When Torrisi retired this year after 27 years as Executive Director of RHD’S Family Practice & Counseling Network, she pulled the statue of a white buffalo (“It symbolizes hope, and optimism, and a sense that good things are coming,” Torrisi said) off her desk and gave it to her successor. Nichols has been an integral part of the health network since she became the Center Director of The Health Annex, FPCN’s health center in Southwest Philadelphia, and now takes over as Executive Director of FPCN, the largest nurse-led health care network in the country. And today the white buffalo sits on her desk, in a sunny office inside the Abbottsford Falls location of FPCN. Nichols had been Director of Operations for FPCN since 2013, working directly with Torrisi.

“We complimented each other,” Nichols said. “While our styles were different, we shared many of the same core values about the work, who we serve and the importance of recognizing systemic racism and how it has affected our patients’ lives.

“A couple of months before she retired, Donna said, ‘All right Emily, I built the first floor, it’s time for you to build the second floor.’ I’m looking at taking this awesome base and expanding it. Growing within — improving within. I’m excited about it.”

“She is a fabulous leader,” Torrisi said. “Emily Nichols cares deeply about people, and cares deeply about the health centers. She brings so many gifts — sincerity, integrity, commitment, a great sense of humor. FPCN’s future is in great hands.”

Nichols’ passion to work with underserved populations came from the values instilled in her by her parents. Nichols’ mother was a high school English teacher.

“Somehow the kids with the most challenges found their way to our home,” Nichols said. “My mother felt she could give them some mentoring and guidance.
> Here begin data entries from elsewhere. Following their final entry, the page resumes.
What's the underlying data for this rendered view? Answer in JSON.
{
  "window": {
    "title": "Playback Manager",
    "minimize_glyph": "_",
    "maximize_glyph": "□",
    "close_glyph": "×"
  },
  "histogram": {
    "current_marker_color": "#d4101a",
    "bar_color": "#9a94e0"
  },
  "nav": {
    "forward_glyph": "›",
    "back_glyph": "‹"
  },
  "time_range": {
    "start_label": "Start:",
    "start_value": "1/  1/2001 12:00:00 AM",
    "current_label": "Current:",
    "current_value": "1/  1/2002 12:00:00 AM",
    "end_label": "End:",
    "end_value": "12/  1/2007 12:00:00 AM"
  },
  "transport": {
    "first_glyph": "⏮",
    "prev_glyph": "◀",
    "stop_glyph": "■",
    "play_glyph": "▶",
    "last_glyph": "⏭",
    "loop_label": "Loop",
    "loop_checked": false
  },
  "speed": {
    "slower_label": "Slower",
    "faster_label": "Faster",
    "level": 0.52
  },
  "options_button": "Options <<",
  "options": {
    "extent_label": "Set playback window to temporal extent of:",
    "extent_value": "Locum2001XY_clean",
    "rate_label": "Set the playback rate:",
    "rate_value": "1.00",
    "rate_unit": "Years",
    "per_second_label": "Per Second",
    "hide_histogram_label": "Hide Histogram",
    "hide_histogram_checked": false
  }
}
Through this, I felt a responsibility to give back to people who may not have been as fortunate as me. It created my foundation.”

Nichols received a BA in Public Health from Johns Hopkins University. While in college she volunteered in East Baltimore helping women and babies with HIV. Nichols went on to receive an MPH in Behavioral Science from Emory University and in 2010, became the center director of the Health Annex, FPCN’s health center in Southwest Philadelphia. At the Health Annex, Nichols found her voice and absorbed the high standards that hallmark FPCN health centers.

“I developed good relationships with people there, but also figured who I am as a leader,” she said.

In 2013, Nichols became director of operations for FPCN — a role that allowed her to work directly with each of the five FPCN center directors to define policies that best served their respective communities. She also expanded FPCN’s use of technology to assist with practices and provide important data.

“I am a big data person — I’m asking what is the data saying? What is the story behind the data? It’s a big love and I want to keep moving it forward,” explained Nichols.

Under Nichols’ direction, FPCN will be growing in additional areas, including increasing community engagement for each health site. On the immediate horizon, Nichols will be overseeing the opening of The Family Health and Birth Center, the only birth center in Philadelphia where women are engaged in their experience of childbirth, with better outcomes and lower costs.

“I want FPCN to be known as an innovative and integrated model of care across all disciplines for the good of our patients,” said Nichols. “We need to meet them where they are, provide comprehensive trauma informed services for whatever they need. They deserve it and we need to provide that for them.”